Woe to be a woman in the Virginia Colony in the seventeenth century. If you were English, the chances of even surviving the voyage to Jamestown were slim. If you were a Powhatan Indian, you lived with the fear of settler attacks. And if you were African, you were enslaved. Nevertheless, these women persisted, and their lives are the subject of the new exhibition Tenacity: Women in Jamestown and Early Virginia, at the Jamestown Settlement, part of a yearlong event series marking four hundred years since Virginia established the House of Burgesses, the first representative government in British North America. “We show objects from the Jamestown Rediscovery project like ceramic wares and mussel-shell beads, as well as artifacts from around the world like an unfitted jacket that pregnant women would have worn in the colonies,” says historian Nancy D. Egloff. The statewide anniversary includes other notable exhibitions, too—the Virginia State Capitol Visitor Center’s Great Charter and the General Assembly: Founding a Legacy in 1619, and, in Richmond, the Virginia Museum of History & Culture’s focus on the African American experience from 1619 to today in an exhibit called Determined, a fitting description for Virginians past and present.


West Virginia
Mountain (State) Music

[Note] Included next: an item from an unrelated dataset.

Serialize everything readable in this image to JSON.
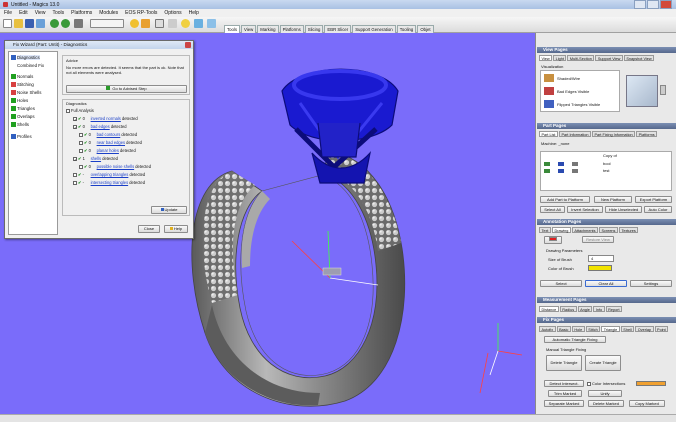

Although WWOV 101.1 FM’s terrestrial transmission covers only twenty square miles of West Virginia mountains, the Wheeling Jamboree, a long-running variety show on the station, has touched millions since it premiered for late-night listeners in 1933. After only three months on the air, the show had become so popular that it evolved into a live weekly midnight performance at Wheeling’s Capitol Theatre. Greats like Johnny Cash, Charley Pride, Tammy Wynette, Merle Haggard, and Loretta Lynn have performed. This summer, the organization will launch a new Waterfront Jamboree (July 17), a free concert at Wheeling’s Heritage Port amphitheater on the Ohio River, followed on July 20 by a performance headlined by country singer Lorrie Morgan, daughter of the late Jamboree cast member George Morgan, at the historic Capitol Theatre. Although now broadcast online for listeners around the globe, the music still feels like home, deeply rooted in the hills and hollers of West Virginia.